▸ **INPUT DATA**
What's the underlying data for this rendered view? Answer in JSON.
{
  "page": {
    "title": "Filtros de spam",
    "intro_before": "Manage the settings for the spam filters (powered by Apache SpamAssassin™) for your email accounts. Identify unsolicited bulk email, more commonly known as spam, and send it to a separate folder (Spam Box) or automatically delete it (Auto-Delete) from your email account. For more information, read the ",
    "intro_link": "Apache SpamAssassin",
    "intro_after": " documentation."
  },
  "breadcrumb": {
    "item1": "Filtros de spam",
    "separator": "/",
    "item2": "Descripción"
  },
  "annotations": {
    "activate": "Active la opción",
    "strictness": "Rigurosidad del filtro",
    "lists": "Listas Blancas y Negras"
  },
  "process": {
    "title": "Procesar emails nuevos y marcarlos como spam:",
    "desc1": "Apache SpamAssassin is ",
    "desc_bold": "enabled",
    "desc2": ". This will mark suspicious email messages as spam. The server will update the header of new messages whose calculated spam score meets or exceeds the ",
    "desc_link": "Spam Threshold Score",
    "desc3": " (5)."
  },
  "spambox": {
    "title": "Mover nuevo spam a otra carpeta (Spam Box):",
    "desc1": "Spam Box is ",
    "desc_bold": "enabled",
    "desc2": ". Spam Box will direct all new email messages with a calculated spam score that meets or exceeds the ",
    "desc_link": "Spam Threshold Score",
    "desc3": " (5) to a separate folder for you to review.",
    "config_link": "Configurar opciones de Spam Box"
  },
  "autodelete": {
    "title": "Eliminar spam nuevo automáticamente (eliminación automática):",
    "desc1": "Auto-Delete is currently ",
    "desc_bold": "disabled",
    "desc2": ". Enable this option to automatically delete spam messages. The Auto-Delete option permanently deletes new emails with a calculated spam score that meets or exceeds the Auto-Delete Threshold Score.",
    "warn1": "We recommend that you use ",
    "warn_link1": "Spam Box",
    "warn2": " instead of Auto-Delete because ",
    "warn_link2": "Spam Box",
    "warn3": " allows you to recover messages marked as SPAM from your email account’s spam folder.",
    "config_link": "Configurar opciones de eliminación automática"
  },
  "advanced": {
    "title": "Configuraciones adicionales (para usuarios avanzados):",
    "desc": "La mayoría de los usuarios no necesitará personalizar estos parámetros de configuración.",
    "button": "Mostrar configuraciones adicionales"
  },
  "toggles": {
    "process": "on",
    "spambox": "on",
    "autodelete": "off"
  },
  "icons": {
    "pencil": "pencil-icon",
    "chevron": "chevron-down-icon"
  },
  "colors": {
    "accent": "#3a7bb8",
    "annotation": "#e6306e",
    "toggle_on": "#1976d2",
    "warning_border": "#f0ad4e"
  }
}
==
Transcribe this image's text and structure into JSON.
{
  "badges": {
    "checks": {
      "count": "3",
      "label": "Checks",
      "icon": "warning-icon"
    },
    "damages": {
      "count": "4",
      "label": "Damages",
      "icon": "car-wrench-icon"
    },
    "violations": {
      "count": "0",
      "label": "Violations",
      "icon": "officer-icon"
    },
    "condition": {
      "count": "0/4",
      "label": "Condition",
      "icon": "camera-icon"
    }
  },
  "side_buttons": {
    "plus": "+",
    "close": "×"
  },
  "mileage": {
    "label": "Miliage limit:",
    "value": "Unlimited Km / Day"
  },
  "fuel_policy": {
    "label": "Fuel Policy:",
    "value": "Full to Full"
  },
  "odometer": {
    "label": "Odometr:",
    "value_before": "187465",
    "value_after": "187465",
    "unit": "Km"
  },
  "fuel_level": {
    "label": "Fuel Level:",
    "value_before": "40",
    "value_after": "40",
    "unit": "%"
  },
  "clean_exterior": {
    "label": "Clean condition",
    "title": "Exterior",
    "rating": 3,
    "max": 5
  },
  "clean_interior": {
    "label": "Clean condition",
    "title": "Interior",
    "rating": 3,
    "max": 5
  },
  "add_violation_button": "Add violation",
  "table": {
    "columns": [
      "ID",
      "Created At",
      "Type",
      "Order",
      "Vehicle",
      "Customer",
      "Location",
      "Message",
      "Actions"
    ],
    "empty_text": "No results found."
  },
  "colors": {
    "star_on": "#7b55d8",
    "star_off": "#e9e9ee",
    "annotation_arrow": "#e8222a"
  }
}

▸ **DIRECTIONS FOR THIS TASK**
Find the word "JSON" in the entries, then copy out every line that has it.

▸ **SOLUTION TO THE EXERCISE**
What's the underlying data for this rendered view? Answer in JSON.
Transcribe this image's text and structure into JSON.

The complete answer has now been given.